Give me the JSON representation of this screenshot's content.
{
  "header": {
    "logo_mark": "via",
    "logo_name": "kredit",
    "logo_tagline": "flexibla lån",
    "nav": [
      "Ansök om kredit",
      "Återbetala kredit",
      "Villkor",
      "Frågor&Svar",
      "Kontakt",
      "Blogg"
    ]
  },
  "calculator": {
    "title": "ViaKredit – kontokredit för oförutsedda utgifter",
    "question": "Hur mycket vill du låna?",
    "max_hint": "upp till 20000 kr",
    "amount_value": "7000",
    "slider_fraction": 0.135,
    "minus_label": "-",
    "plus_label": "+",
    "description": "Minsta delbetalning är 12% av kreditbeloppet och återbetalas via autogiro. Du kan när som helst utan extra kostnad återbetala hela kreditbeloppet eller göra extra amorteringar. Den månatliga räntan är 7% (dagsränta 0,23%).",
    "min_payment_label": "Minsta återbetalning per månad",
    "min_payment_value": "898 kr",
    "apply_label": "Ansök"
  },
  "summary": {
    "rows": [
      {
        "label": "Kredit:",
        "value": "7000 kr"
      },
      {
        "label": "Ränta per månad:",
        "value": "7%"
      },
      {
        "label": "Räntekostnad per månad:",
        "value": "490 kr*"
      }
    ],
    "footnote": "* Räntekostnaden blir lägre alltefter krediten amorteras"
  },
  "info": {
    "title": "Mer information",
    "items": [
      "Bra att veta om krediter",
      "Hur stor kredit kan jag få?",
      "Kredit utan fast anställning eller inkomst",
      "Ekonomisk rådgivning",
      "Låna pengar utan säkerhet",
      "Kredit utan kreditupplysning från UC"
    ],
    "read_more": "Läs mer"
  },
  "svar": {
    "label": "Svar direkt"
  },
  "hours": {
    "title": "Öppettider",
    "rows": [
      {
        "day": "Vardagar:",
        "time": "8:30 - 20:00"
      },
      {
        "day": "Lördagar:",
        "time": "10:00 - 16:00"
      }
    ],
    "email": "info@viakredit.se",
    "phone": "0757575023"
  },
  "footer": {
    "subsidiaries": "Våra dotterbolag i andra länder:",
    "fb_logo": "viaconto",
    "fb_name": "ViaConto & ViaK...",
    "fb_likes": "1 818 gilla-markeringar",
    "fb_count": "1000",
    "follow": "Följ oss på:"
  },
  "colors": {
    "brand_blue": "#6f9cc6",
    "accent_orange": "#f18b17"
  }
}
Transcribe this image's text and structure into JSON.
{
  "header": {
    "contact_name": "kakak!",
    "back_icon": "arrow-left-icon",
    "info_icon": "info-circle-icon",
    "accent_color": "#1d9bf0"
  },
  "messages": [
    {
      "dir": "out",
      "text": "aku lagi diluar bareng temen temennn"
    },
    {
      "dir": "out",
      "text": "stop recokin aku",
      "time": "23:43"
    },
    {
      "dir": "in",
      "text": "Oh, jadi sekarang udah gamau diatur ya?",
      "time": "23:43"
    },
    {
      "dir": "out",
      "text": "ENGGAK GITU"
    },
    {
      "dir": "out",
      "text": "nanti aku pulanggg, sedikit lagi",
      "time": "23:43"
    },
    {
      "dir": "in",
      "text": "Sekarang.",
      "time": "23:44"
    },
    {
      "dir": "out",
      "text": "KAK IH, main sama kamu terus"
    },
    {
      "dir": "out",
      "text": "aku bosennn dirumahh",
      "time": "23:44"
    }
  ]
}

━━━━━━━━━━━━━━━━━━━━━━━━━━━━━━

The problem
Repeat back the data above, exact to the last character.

Result for this exercise
Give me the JSON representation of this screenshot's content.
{
  "header": {
    "logo_mark": "via",
    "logo_name": "kredit",
    "logo_tagline": "flexibla lån",
    "nav": [
      "Ansök om kredit",
      "Återbetala kredit",
      "Villkor",
      "Frågor&Svar",
      "Kontakt",
      "Blogg"
    ]
  },
  "calculator": {
    "title": "ViaKredit – kontokredit för oförutsedda utgifter",
    "question": "Hur mycket vill du låna?",
    "max_hint": "upp till 20000 kr",
    "amount_value": "7000",
    "slider_fraction": 0.135,
    "minus_label": "-",
    "plus_label": "+",
    "description": "Minsta delbetalning är 12% av kreditbeloppet och återbetalas via autogiro. Du kan när som helst utan extra kostnad återbetala hela kreditbeloppet eller göra extra amorteringar. Den månatliga räntan är 7% (dagsränta 0,23%).",
    "min_payment_label": "Minsta återbetalning per månad",
    "min_payment_value": "898 kr",
    "apply_label": "Ansök"
  },
  "summary": {
    "rows": [
      {
        "label": "Kredit:",
        "value": "7000 kr"
      },
      {
        "label": "Ränta per månad:",
        "value": "7%"
      },
      {
        "label": "Räntekostnad per månad:",
        "value": "490 kr*"
      }
    ],
    "footnote": "* Räntekostnaden blir lägre alltefter krediten amorteras"
  },
  "info": {
    "title": "Mer information",
    "items": [
      "Bra att veta om krediter",
      "Hur stor kredit kan jag få?",
      "Kredit utan fast anställning eller inkomst",
      "Ekonomisk rådgivning",
      "Låna pengar utan säkerhet",
      "Kredit utan kreditupplysning från UC"
    ],
    "read_more": "Läs mer"
  },
  "svar": {
    "label": "Svar direkt"
  },
  "hours": {
    "title": "Öppettider",
    "rows": [
      {
        "day": "Vardagar:",
        "time": "8:30 - 20:00"
      },
      {
        "day": "Lördagar:",
        "time": "10:00 - 16:00"
      }
    ],
    "email": "info@viakredit.se",
    "phone": "0757575023"
  },
  "footer": {
    "subsidiaries": "Våra dotterbolag i andra länder:",
    "fb_logo": "viaconto",
    "fb_name": "ViaConto & ViaK...",
    "fb_likes": "1 818 gilla-markeringar",
    "fb_count": "1000",
    "follow": "Följ oss på:"
  },
  "colors": {
    "brand_blue": "#6f9cc6",
    "accent_orange": "#f18b17"
  }
}
Transcribe this image's text and structure into JSON.
{
  "header": {
    "contact_name": "kakak!",
    "back_icon": "arrow-left-icon",
    "info_icon": "info-circle-icon",
    "accent_color": "#1d9bf0"
  },
  "messages": [
    {
      "dir": "out",
      "text": "aku lagi diluar bareng temen temennn"
    },
    {
      "dir": "out",
      "text": "stop recokin aku",
      "time": "23:43"
    },
    {
      "dir": "in",
      "text": "Oh, jadi sekarang udah gamau diatur ya?",
      "time": "23:43"
    },
    {
      "dir": "out",
      "text": "ENGGAK GITU"
    },
    {
      "dir": "out",
      "text": "nanti aku pulanggg, sedikit lagi",
      "time": "23:43"
    },
    {
      "dir": "in",
      "text": "Sekarang.",
      "time": "23:44"
    },
    {
      "dir": "out",
      "text": "KAK IH, main sama kamu terus"
    },
    {
      "dir": "out",
      "text": "aku bosennn dirumahh",
      "time": "23:44"
    }
  ]
}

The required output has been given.